## Exercise prompt
Every line of the listing that holds the word "image" should be returned.

━━━━━━━━━━━━━━━━━━━━━━━━━━━━━━

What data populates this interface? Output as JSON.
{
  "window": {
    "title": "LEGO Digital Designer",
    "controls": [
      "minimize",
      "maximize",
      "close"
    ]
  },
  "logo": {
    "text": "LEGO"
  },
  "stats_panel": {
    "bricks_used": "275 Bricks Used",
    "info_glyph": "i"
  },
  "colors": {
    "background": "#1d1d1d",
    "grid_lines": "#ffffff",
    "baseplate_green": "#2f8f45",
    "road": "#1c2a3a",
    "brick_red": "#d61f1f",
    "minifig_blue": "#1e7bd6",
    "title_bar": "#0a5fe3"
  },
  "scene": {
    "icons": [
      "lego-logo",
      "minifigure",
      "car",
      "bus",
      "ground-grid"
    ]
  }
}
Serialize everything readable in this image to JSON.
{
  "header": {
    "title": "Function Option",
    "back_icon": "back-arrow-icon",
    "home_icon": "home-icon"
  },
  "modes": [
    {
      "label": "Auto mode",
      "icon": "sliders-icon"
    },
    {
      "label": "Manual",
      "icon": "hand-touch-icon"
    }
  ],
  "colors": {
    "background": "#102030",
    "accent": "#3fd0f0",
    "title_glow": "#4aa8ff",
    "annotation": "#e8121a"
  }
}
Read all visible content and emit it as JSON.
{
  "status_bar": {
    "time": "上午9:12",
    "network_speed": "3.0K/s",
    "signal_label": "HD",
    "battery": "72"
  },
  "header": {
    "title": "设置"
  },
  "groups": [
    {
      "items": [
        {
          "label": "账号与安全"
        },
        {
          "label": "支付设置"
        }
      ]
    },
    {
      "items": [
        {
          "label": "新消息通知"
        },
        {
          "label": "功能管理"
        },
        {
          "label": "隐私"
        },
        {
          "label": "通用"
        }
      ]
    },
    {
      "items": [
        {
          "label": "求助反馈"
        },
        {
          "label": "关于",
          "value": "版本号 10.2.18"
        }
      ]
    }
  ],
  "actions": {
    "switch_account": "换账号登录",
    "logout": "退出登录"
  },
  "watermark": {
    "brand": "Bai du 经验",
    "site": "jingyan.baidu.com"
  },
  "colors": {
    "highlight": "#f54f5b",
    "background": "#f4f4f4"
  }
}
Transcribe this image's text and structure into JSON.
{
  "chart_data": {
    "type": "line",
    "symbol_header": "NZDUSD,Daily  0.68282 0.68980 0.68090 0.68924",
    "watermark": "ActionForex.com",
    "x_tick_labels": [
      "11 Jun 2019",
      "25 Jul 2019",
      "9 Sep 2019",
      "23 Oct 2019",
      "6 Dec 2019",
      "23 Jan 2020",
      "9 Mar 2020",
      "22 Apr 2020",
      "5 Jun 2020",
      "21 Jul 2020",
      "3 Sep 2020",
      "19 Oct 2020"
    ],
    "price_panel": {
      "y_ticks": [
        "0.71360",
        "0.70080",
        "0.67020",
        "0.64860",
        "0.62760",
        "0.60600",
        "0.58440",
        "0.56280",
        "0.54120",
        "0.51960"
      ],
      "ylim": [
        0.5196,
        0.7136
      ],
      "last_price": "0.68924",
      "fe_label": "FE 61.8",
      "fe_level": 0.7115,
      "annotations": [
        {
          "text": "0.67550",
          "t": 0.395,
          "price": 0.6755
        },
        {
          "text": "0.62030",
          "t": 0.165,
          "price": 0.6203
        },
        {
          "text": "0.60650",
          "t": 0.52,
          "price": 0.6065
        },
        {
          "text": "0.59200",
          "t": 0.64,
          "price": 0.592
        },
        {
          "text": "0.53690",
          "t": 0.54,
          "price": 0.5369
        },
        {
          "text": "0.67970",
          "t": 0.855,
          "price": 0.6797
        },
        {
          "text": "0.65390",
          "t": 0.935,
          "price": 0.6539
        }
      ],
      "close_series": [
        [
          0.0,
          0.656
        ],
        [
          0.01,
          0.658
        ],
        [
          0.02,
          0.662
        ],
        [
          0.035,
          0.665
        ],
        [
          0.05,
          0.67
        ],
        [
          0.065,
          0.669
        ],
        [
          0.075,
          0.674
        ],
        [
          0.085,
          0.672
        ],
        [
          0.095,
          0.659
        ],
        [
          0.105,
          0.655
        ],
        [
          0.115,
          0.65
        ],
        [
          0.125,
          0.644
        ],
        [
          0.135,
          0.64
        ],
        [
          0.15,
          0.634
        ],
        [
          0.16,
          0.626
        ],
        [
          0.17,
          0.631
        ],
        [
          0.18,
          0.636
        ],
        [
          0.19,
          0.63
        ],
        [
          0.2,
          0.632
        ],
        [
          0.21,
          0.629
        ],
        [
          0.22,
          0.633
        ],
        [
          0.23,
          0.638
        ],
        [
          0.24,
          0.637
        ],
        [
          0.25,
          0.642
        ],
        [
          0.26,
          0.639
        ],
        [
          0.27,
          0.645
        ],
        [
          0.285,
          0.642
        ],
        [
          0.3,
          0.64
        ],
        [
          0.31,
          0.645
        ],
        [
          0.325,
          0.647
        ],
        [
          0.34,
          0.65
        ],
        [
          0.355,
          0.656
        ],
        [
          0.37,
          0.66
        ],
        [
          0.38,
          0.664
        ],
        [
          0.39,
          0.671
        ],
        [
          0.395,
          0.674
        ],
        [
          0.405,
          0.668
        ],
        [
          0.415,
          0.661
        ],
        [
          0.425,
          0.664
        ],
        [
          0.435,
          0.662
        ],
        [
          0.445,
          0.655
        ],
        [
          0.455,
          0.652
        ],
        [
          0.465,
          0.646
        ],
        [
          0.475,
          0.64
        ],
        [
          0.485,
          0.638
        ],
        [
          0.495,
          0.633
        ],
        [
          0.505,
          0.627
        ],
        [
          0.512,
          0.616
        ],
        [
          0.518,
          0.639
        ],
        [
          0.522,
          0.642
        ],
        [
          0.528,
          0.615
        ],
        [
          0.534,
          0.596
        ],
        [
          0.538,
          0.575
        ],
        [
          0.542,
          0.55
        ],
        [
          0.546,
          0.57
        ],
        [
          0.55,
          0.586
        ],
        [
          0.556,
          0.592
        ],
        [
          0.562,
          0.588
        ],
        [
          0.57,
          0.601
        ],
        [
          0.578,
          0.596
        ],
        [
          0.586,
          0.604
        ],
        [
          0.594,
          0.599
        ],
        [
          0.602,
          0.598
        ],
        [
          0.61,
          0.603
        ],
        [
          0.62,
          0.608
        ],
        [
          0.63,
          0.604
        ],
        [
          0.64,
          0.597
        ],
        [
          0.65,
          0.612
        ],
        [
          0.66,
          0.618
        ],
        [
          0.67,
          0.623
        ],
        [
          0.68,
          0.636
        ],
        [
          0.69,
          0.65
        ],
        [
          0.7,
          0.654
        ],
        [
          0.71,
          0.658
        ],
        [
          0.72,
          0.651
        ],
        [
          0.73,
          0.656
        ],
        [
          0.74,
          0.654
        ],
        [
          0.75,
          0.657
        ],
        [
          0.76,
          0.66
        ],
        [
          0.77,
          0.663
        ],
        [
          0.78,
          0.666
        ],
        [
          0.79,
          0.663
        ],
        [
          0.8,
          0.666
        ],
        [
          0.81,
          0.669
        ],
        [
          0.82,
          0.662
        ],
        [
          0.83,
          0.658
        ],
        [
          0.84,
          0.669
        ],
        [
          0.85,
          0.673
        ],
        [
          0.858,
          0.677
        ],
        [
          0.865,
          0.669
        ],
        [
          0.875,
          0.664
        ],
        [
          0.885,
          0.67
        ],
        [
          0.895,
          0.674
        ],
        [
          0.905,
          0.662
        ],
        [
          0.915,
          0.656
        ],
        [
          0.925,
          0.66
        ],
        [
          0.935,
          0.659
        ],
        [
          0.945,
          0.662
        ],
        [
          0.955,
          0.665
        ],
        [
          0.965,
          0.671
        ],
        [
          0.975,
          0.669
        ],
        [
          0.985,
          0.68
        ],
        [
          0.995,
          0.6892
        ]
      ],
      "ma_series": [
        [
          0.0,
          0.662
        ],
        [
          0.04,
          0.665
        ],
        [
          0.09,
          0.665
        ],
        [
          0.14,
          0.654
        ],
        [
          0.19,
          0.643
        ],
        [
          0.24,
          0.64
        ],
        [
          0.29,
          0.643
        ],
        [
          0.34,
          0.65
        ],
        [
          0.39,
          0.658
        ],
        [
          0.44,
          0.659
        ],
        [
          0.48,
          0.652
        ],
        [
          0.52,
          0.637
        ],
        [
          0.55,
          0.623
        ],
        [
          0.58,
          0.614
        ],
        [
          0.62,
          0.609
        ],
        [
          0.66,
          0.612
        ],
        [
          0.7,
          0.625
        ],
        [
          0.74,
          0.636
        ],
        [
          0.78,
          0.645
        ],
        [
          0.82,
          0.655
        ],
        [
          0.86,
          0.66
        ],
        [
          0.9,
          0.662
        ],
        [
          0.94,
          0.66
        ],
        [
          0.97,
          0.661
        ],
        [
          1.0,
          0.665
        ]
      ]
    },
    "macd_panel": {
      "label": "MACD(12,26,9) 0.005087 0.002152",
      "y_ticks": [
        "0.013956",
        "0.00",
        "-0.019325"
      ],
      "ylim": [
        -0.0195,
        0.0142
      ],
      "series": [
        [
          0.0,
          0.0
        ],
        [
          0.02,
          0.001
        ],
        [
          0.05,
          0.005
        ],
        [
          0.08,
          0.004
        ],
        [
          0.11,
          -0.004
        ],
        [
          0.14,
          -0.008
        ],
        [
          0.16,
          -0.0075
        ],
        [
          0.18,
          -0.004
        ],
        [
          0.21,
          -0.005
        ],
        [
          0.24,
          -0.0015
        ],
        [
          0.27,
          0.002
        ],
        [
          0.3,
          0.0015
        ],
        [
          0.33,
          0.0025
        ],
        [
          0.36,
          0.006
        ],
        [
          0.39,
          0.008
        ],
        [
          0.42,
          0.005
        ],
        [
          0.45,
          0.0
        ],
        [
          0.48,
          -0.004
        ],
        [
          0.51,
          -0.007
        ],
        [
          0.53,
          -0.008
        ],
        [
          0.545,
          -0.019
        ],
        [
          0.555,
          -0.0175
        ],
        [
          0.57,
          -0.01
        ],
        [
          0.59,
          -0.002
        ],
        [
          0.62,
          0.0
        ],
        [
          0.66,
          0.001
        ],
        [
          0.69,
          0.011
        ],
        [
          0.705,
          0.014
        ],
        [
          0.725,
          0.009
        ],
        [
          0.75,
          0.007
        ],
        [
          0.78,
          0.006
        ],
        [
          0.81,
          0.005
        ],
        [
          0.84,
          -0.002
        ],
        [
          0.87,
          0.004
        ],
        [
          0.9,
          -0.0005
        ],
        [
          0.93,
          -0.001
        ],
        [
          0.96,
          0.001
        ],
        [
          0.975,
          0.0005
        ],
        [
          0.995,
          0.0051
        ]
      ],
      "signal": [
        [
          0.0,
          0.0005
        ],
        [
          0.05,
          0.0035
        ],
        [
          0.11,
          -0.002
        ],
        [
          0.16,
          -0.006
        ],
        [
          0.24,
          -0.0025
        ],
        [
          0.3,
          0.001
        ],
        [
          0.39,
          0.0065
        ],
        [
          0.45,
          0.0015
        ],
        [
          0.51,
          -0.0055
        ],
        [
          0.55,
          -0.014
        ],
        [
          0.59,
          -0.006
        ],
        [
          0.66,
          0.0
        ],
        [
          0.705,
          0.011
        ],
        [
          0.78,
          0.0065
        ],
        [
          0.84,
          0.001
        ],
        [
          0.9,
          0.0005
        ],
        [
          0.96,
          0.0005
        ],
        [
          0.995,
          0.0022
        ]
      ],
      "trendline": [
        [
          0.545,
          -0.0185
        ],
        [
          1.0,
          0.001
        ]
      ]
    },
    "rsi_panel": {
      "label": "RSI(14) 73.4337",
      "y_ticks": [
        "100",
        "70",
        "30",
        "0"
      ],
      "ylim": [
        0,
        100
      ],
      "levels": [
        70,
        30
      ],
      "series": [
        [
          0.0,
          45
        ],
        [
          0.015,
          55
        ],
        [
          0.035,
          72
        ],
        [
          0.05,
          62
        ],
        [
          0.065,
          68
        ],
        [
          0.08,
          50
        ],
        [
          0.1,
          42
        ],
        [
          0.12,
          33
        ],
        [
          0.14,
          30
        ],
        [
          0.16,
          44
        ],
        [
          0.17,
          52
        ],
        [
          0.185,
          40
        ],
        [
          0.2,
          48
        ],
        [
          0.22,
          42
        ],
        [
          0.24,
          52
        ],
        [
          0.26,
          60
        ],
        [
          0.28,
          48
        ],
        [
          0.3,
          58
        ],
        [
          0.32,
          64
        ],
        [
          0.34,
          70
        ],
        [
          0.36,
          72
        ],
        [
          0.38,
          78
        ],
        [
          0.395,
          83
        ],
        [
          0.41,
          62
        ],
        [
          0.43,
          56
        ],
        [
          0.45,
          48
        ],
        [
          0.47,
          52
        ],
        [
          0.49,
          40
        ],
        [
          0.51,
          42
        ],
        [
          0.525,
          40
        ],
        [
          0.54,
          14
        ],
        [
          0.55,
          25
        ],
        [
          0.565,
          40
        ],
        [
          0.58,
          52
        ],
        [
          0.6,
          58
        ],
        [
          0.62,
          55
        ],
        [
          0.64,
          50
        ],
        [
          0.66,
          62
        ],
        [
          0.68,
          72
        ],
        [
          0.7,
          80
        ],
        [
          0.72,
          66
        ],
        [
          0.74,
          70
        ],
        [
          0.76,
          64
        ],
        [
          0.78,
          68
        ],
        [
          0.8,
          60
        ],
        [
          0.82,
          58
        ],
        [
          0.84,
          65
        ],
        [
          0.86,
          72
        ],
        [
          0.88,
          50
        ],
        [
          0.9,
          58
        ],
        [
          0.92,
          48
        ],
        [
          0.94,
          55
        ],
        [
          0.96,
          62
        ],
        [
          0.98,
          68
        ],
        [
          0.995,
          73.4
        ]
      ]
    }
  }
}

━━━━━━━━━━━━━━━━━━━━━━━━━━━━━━

## Final answer
Serialize everything readable in this image to JSON.
Transcribe this image's text and structure into JSON.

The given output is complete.